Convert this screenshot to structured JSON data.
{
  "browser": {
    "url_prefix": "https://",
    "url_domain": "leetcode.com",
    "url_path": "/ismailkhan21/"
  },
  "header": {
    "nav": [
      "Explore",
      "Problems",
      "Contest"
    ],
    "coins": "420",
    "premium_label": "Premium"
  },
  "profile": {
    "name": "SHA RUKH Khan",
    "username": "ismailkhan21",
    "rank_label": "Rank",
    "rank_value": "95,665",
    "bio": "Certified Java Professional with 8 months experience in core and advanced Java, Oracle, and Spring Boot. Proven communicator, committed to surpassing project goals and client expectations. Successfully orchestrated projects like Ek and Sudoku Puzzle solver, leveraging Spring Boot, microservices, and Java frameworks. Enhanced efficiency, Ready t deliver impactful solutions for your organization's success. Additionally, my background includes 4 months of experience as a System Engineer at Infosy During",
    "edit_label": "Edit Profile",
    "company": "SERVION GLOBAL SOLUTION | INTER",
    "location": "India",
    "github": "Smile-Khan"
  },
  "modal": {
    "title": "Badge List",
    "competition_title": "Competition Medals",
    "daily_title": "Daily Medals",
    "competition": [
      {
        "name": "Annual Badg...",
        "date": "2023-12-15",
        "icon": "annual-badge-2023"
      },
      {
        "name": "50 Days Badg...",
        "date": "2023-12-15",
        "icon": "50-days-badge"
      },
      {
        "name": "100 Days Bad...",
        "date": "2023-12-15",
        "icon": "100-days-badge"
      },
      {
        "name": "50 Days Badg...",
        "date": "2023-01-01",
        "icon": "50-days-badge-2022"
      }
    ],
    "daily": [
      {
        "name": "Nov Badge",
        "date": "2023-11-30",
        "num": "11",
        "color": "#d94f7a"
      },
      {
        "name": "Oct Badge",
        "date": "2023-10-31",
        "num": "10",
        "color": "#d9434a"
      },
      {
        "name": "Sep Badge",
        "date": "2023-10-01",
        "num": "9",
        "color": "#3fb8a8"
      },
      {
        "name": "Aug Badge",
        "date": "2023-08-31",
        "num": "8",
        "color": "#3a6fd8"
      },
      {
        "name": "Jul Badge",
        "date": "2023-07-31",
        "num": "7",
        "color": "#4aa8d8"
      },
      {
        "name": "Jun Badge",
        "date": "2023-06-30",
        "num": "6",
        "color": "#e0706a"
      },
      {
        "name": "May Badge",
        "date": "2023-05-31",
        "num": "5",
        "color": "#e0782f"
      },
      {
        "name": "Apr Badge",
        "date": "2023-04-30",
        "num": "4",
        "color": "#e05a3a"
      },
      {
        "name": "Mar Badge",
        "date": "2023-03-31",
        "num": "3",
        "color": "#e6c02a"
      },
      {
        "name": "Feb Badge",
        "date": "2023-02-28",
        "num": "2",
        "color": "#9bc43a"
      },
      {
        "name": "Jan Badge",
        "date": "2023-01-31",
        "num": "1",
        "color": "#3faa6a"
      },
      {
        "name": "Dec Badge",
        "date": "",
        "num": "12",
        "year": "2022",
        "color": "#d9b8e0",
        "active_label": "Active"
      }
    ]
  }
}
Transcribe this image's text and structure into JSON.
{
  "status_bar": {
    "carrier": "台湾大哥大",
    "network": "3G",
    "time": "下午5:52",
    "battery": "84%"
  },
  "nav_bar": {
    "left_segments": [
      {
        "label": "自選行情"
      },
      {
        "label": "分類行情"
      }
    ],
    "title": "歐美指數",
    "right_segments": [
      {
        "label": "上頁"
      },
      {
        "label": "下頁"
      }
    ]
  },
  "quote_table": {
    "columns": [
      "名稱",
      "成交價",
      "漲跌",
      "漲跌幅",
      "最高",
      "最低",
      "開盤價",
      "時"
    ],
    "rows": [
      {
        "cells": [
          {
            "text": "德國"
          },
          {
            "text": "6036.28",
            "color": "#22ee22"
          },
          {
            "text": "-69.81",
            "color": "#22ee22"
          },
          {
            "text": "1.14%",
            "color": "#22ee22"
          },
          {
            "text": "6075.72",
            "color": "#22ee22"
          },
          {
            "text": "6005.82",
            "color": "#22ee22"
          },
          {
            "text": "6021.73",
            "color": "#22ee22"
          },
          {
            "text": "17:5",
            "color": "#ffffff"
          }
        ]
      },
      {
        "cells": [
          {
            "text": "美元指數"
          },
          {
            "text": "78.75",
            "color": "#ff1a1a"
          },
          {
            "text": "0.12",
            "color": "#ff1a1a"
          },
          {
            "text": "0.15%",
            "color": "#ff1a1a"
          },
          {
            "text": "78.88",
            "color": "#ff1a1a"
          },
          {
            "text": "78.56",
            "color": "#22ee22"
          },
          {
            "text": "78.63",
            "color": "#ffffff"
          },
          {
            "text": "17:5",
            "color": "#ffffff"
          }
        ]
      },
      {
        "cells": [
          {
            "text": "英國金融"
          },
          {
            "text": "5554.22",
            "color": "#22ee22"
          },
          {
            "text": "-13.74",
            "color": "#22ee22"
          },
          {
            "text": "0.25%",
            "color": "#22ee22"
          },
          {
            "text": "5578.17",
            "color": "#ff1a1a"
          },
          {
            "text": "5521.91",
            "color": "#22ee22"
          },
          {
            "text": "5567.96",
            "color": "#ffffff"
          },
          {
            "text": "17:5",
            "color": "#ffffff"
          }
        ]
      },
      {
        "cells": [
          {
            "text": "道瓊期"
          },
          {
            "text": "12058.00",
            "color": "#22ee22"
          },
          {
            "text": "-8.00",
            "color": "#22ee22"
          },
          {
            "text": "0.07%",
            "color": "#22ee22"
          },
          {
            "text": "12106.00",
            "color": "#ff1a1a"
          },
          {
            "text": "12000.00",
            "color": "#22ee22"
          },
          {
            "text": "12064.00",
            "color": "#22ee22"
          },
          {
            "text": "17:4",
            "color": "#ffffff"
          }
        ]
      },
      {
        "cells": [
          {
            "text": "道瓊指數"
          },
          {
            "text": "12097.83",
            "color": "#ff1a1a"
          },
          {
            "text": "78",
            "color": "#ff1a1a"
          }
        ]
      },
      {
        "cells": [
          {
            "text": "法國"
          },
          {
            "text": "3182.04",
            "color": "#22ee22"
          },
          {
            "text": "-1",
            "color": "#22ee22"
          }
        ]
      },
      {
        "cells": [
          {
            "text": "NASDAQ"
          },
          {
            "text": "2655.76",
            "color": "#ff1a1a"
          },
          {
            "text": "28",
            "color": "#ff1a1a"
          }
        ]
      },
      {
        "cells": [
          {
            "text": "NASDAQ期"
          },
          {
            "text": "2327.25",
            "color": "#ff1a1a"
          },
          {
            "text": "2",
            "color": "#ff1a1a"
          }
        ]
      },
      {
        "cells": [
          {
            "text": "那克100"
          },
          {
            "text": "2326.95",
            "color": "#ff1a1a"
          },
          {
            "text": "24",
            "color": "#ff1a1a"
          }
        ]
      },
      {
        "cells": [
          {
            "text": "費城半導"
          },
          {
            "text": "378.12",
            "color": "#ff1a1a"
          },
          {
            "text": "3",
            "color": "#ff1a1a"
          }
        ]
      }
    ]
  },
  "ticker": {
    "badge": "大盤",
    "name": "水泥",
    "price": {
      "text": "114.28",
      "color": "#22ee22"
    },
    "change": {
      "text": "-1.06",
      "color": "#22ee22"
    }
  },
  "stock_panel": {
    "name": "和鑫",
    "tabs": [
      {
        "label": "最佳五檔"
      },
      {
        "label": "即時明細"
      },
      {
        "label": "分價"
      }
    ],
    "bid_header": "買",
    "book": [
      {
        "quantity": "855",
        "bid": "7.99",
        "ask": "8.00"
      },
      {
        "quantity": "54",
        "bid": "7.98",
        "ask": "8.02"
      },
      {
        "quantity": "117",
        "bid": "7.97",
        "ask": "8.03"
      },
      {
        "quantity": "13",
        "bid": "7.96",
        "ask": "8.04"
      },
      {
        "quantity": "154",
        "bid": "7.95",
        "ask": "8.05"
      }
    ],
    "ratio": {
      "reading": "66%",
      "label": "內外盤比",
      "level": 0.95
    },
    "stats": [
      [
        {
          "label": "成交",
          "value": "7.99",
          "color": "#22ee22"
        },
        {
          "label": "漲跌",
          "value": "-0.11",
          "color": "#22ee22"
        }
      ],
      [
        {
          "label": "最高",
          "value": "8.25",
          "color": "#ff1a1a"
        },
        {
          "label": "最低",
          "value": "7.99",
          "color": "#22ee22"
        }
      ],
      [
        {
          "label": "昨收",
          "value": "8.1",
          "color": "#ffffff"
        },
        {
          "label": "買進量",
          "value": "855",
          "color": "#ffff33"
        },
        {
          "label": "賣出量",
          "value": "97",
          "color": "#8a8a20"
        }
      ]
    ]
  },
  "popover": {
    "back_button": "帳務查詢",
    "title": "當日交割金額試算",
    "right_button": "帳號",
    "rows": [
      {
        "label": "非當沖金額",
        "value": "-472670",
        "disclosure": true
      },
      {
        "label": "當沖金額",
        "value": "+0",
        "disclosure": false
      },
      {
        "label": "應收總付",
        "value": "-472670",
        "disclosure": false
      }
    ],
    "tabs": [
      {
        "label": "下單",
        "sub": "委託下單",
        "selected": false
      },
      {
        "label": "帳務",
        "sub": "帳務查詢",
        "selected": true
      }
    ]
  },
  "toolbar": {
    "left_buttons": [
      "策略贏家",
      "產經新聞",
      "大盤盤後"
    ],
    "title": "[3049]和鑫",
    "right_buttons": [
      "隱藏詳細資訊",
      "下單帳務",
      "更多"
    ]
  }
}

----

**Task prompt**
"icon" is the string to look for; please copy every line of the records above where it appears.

**Result below**
        "icon": "annual-badge-2023"
        "icon": "50-days-badge"
        "icon": "100-days-badge"
        "icon": "50-days-badge-2022"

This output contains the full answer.